"He always rose to the occasion when we played top notch competition," Reid said. "A.J. is internally motivated … nobody is going to be harder on him than himself. He's always been that kind of way. He wants to be great. The outside pressure won't bother him, he already puts enough pressure on himself to be good."
That's why Falcons coach Dan Quinn and general manager Thomas Dimitroff drafted him with the No. 16 overall pick in this year's draft. And that's why despite some draft analysts questioning the pick, the Falcons remain confident.
When Quinn, Dimitroff and defensive coordinator Raheem Morris did their pre-draft evaluation on Terrell, they were intrigued by Terrell's elite physical skill set. But what they found to be more impressive was what came off the field, his maturity and intelligence.
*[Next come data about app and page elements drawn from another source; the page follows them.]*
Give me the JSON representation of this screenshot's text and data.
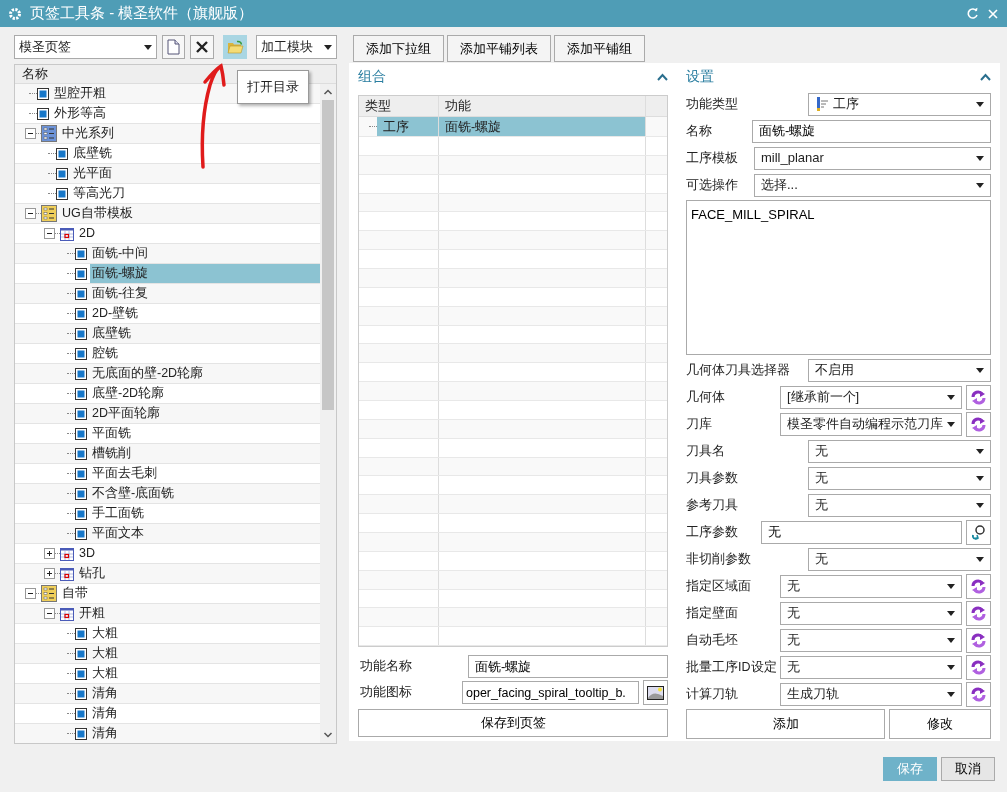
{
  "window": {
    "title": "页签工具条 - 模圣软件（旗舰版）"
  },
  "toolbar": {
    "tab_select": "模圣页签",
    "module_select": "加工模块",
    "tooltip": "打开目录"
  },
  "tree": {
    "header": "名称",
    "items": [
      {
        "kind": "op",
        "label": "型腔开粗",
        "selected": false
      },
      {
        "kind": "op",
        "label": "外形等高",
        "selected": false
      },
      {
        "kind": "folder",
        "label": "中光系列",
        "color": "#6d93d8",
        "expanded": true,
        "selected": false,
        "children": [
          {
            "kind": "op",
            "label": "底壁铣",
            "selected": false
          },
          {
            "kind": "op",
            "label": "光平面",
            "selected": false
          },
          {
            "kind": "op",
            "label": "等高光刀",
            "selected": false
          }
        ]
      },
      {
        "kind": "folder",
        "label": "UG自带模板",
        "color": "#f0cf5a",
        "expanded": true,
        "selected": false,
        "children": [
          {
            "kind": "group",
            "label": "2D",
            "expanded": true,
            "selected": false,
            "children": [
              {
                "kind": "op",
                "label": "面铣-中间",
                "selected": false
              },
              {
                "kind": "op",
                "label": "面铣-螺旋",
                "selected": true
              },
              {
                "kind": "op",
                "label": "面铣-往复",
                "selected": false
              },
              {
                "kind": "op",
                "label": "2D-壁铣",
                "selected": false
              },
              {
                "kind": "op",
                "label": "底壁铣",
                "selected": false
              },
              {
                "kind": "op",
                "label": "腔铣",
                "selected": false
              },
              {
                "kind": "op",
                "label": "无底面的壁-2D轮廓",
                "selected": false
              },
              {
                "kind": "op",
                "label": "底壁-2D轮廓",
                "selected": false
              },
              {
                "kind": "op",
                "label": "2D平面轮廓",
                "selected": false
              },
              {
                "kind": "op",
                "label": "平面铣",
                "selected": false
              },
              {
                "kind": "op",
                "label": "槽铣削",
                "selected": false
              },
              {
                "kind": "op",
                "label": "平面去毛刺",
                "selected": false
              },
              {
                "kind": "op",
                "label": "不含壁-底面铣",
                "selected": false
              },
              {
                "kind": "op",
                "label": "手工面铣",
                "selected": false
              },
              {
                "kind": "op",
                "label": "平面文本",
                "selected": false
              }
            ]
          },
          {
            "kind": "group",
            "label": "3D",
            "expanded": false,
            "selected": false
          },
          {
            "kind": "group",
            "label": "钻孔",
            "expanded": false,
            "selected": false
          }
        ]
      },
      {
        "kind": "folder",
        "label": "自带",
        "color": "#f0cf5a",
        "expanded": true,
        "selected": false,
        "children": [
          {
            "kind": "group",
            "label": "开粗",
            "expanded": true,
            "selected": false,
            "children": [
              {
                "kind": "op",
                "label": "大粗",
                "selected": false
              },
              {
                "kind": "op",
                "label": "大粗",
                "selected": false
              },
              {
                "kind": "op",
                "label": "大粗",
                "selected": false
              },
              {
                "kind": "op",
                "label": "清角",
                "selected": false
              },
              {
                "kind": "op",
                "label": "清角",
                "selected": false
              },
              {
                "kind": "op",
                "label": "清角",
                "selected": false
              }
            ]
          }
        ]
      }
    ]
  },
  "middle": {
    "buttons": [
      "添加下拉组",
      "添加平铺列表",
      "添加平铺组"
    ],
    "title": "组合",
    "columns": [
      "类型",
      "功能"
    ],
    "rows": [
      {
        "type": "工序",
        "function": "面铣-螺旋",
        "selected": true
      }
    ],
    "name_label": "功能名称",
    "name_value": "面铣-螺旋",
    "icon_label": "功能图标",
    "icon_value": "oper_facing_spiral_tooltip_b.",
    "save_button": "保存到页签"
  },
  "settings": {
    "title": "设置",
    "fields": [
      {
        "kind": "type-dropdown",
        "label": "功能类型",
        "value": "工序"
      },
      {
        "kind": "text",
        "label": "名称",
        "value": "面铣-螺旋"
      },
      {
        "kind": "combo",
        "label": "工序模板",
        "value": "mill_planar"
      },
      {
        "kind": "combo",
        "label": "可选操作",
        "value": "选择..."
      },
      {
        "kind": "area",
        "value": "FACE_MILL_SPIRAL"
      },
      {
        "kind": "dropdown",
        "label": "几何体刀具选择器",
        "value": "不启用"
      },
      {
        "kind": "linked",
        "label": "几何体",
        "value": "[继承前一个]"
      },
      {
        "kind": "linked",
        "label": "刀库",
        "value": "模圣零件自动编程示范刀库"
      },
      {
        "kind": "dropdown",
        "label": "刀具名",
        "value": "无"
      },
      {
        "kind": "dropdown",
        "label": "刀具参数",
        "value": "无"
      },
      {
        "kind": "dropdown",
        "label": "参考刀具",
        "value": "无"
      },
      {
        "kind": "lookup",
        "label": "工序参数",
        "value": "无"
      },
      {
        "kind": "dropdown",
        "label": "非切削参数",
        "value": "无"
      },
      {
        "kind": "linked",
        "label": "指定区域面",
        "value": "无"
      },
      {
        "kind": "linked",
        "label": "指定壁面",
        "value": "无"
      },
      {
        "kind": "linked",
        "label": "自动毛坯",
        "value": "无"
      },
      {
        "kind": "linked",
        "label": "批量工序ID设定",
        "value": "无"
      },
      {
        "kind": "linked",
        "label": "计算刀轨",
        "value": "生成刀轨"
      }
    ],
    "buttons": [
      "添加",
      "修改"
    ]
  },
  "footer": [
    {
      "label": "保存",
      "kind": "primary"
    },
    {
      "label": "取消",
      "kind": "default"
    }
  ]
}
In just the few months of work with his new team, which has consisted of mostly virtual meetings, Terrell is earning the respect of his peers.
"He's everything a coach really wants as a player, because he's like a sponge," Joe Whitt Jr., the Falcons' secondary coach said on Tuesday. "Anything you give him; he soaks it up and then he goes out there and he tries to do it exactly the way that you asked him to do it. And that's what will give him a great opportunity to be a great player, because he has a skill set that is unique. If he can get his skill set to match the hunger that he has and the drive that he's been putting forth to learning this package and being part of this team, we could have a really good football player."
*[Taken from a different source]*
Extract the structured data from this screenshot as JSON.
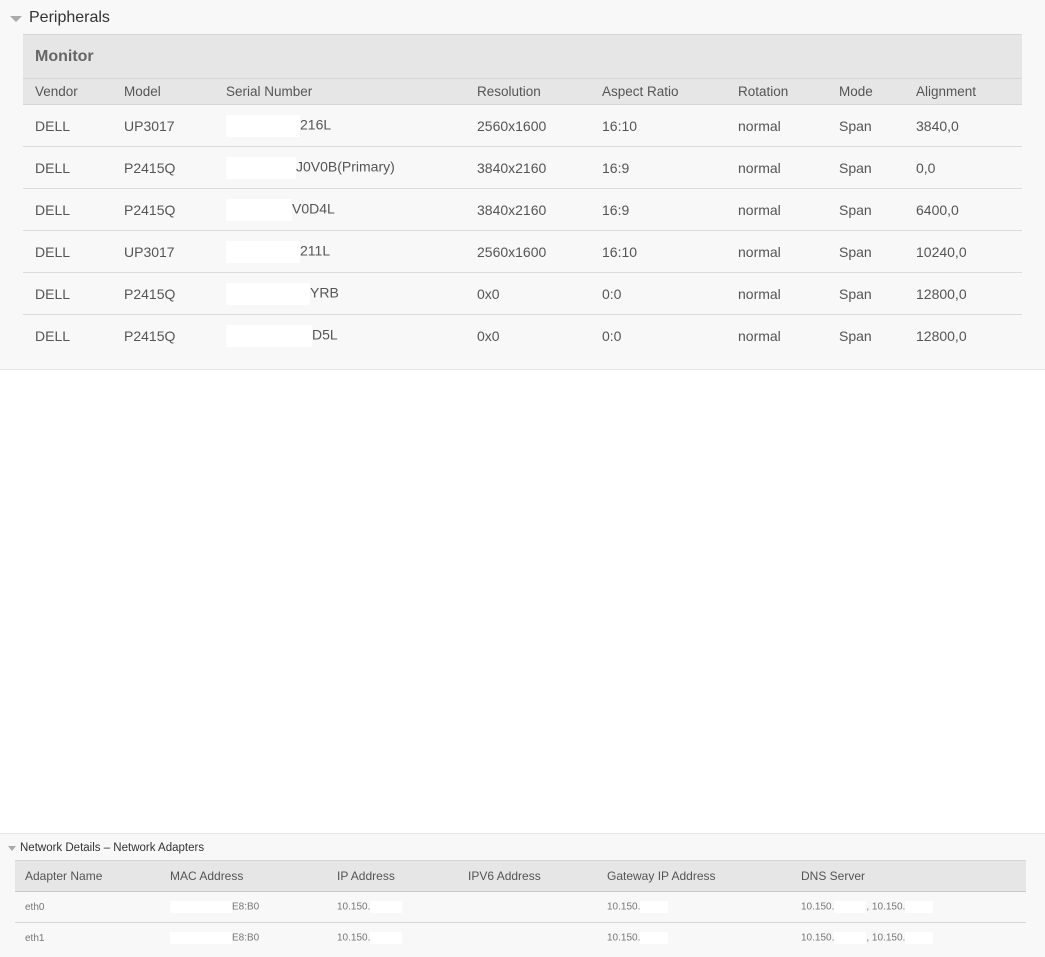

Terrell's ability to block out the outside noise and focus solely on doing his job has helped him at every moment of his career. It's no different now that he's a first-round pick expected to play a significant role in Atlanta's defense.
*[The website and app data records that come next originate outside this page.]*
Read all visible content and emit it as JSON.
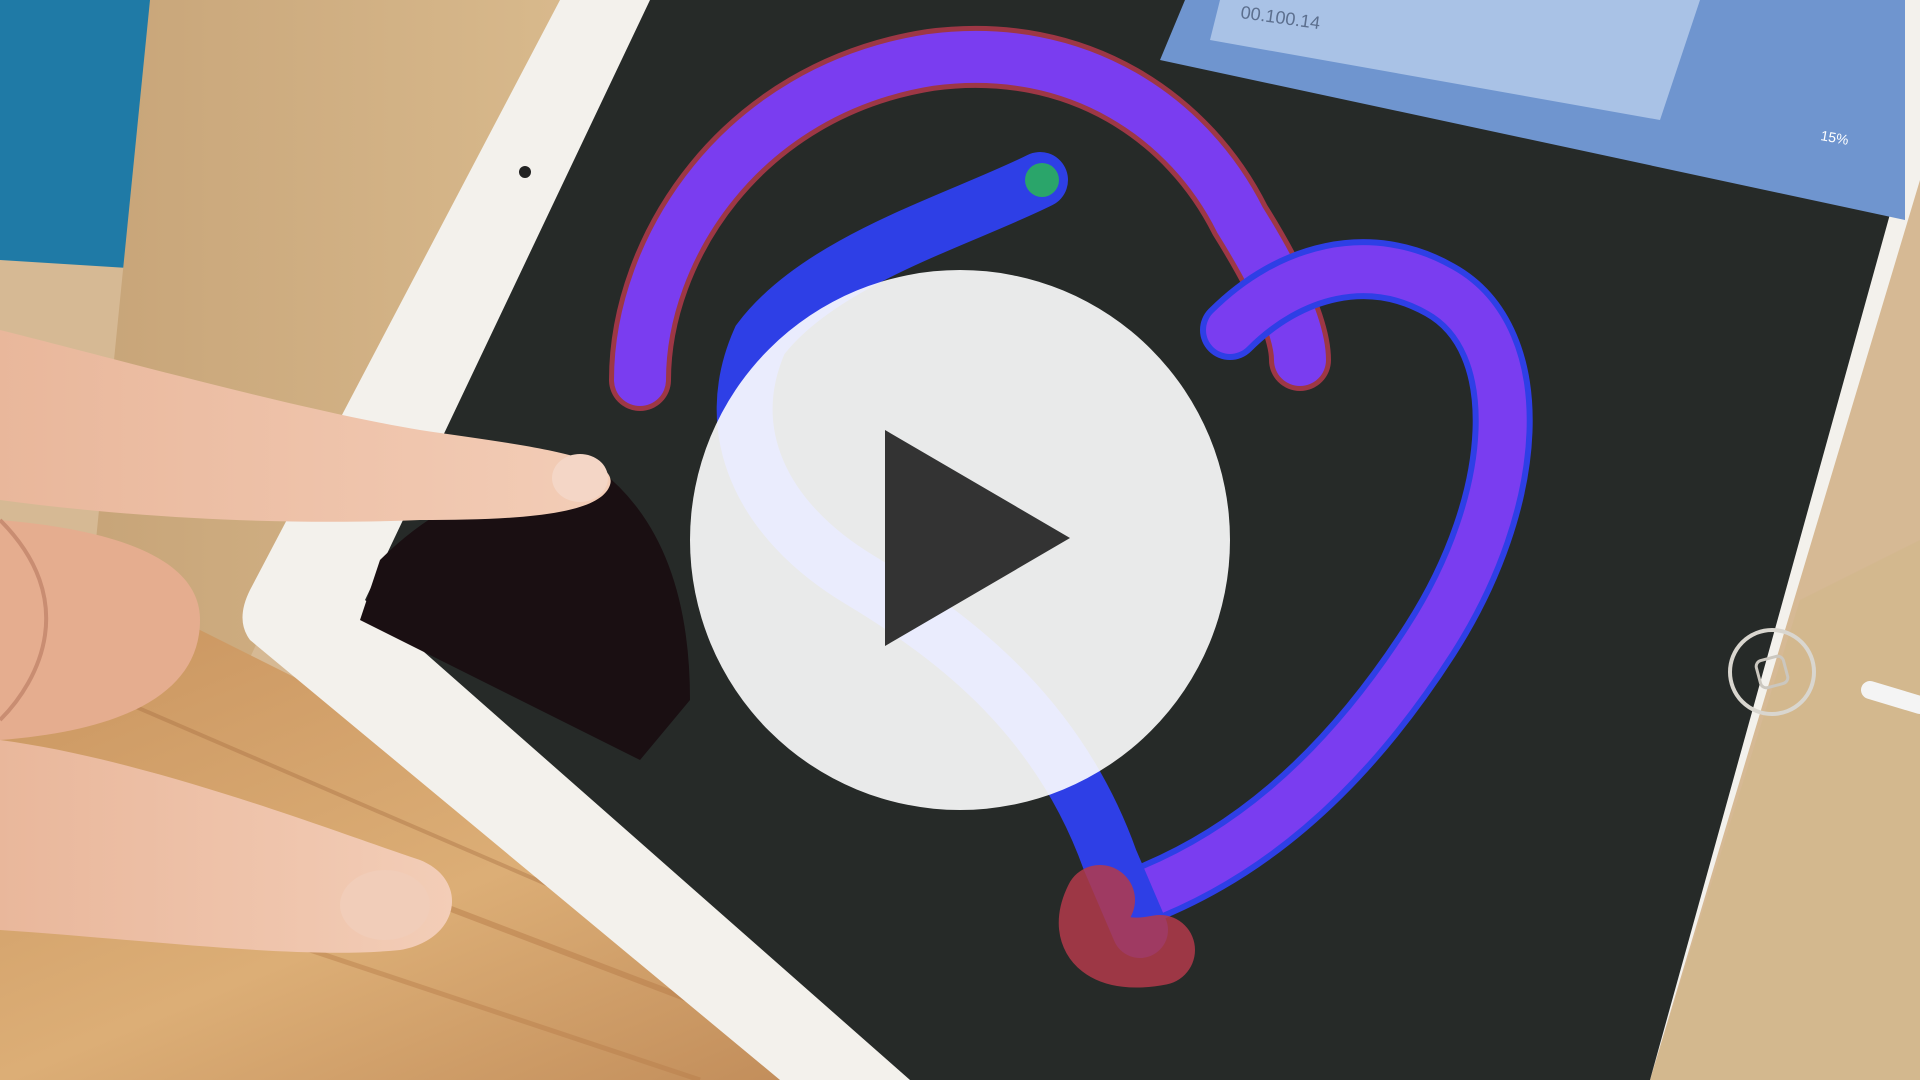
{
  "video": {
    "state": "paused",
    "play_button_icon": "play-icon"
  },
  "frame": {
    "address_bar_text": "00.100.14",
    "battery_text": "15%"
  },
  "colors": {
    "play_button_fill": "#FFFFFF",
    "play_triangle": "#333333",
    "tablet_screen": "#262a28",
    "stroke_primary": "#7a3df0",
    "stroke_secondary": "#2e3fe6",
    "stroke_shadow": "#b33a4a",
    "safari_bar": "#6f95cf"
  }
}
"I don't hold anything too big on my head if I just come in and do my job everything will take care of itself," Terrell said. "I don't really feel pressure, I [just want] to make plays at the end of the day."
The Falcons need Terrell to make plays in his first season. After back-to-back 7-9 seasons and missing the postseason each year, the expectations are high for Quinn, Dimitroff, as well as Terrell, entering the 2020 season.
Terrell will be tasked with helping Atlanta's secondary play at a higher level. The load won't solely rest on his shoulders, though.
After starting the 2019 season 1-7 and creating only four turnovers which ranked 31st in the league at the time, the Falcons' secondary showed promise in the final eight games. The defensive unit ended the season ranked No. 19 in turnovers with 20.
Quinn made a couple of critical staff changes during the bye week that also played a role in the 6-2 finish. Morris was moved from wide receivers coach to the other side of the ball to focus on the defensive backs and he and linebackers and assistant head coach Jeff Ulbrich split play-calling duties on defense.
After starting the season 1-7, the Falcons returned from the bye week as a much better team on defense. Starting with an impressive road win over the New Orleans Saints on Nov.10, the Falcons went on to defeat the Carolina Panthers twice and take down NFC Champion San Francisco 49ers to finish the season. Some consider Atlanta's win over the Saints and the 49ers on Dec. 15 as the biggest wins under Quinn's tenure.
Despite the second-half turnaround, the Falcons ranked No. 22 against the pass giving up 244.9 passing yards per game last season. This is one of the main areas the Falcons are hoping Terrell will make the biggest impact.
Terrell hasn't given anyone he's ever played for a reason to believe he won't be successful and that's exactly what the Falcons need at this time.
"They are going to get a kid who is going to play 100 percent every snap," Reid said. "He's going to be very productive for them, just like he's been his whole career since high school through college. I completely predict he'll be a Pro Bowl-caliber player in the next three years, if not sooner."
The Falcons wrapped up their conditioning program on Tuesday. Take a look at the quarterbacks and more in this gallery of images from Day 7 of AT&T Atlanta Falcons Training Camp.